Data shown:
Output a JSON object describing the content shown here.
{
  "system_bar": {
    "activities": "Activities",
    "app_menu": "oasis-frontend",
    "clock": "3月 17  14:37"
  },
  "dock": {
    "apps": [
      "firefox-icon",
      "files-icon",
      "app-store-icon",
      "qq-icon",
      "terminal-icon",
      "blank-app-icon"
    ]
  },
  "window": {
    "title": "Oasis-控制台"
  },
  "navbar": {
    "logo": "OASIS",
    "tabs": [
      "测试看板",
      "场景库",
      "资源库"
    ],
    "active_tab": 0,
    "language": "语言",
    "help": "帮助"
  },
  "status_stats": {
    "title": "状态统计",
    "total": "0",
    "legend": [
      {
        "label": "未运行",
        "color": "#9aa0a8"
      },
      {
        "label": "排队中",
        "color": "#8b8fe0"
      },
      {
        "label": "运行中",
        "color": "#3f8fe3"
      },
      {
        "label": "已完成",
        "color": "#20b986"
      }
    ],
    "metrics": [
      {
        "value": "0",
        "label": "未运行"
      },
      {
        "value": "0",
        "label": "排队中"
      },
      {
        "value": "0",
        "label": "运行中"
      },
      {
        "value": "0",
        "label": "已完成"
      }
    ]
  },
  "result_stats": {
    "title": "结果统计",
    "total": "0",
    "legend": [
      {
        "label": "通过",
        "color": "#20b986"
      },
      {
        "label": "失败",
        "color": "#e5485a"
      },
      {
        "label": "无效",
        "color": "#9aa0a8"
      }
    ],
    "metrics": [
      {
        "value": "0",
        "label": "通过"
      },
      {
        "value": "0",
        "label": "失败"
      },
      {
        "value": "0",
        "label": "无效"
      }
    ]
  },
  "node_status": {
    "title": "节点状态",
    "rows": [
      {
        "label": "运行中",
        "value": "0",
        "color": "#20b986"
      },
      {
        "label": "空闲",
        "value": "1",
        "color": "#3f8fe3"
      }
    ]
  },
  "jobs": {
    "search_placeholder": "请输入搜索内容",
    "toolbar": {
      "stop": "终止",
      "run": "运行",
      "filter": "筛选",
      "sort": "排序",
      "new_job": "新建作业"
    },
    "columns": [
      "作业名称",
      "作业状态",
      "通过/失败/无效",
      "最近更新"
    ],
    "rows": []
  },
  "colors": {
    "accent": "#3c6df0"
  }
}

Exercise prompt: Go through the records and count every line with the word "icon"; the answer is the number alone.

Exercise answer: 6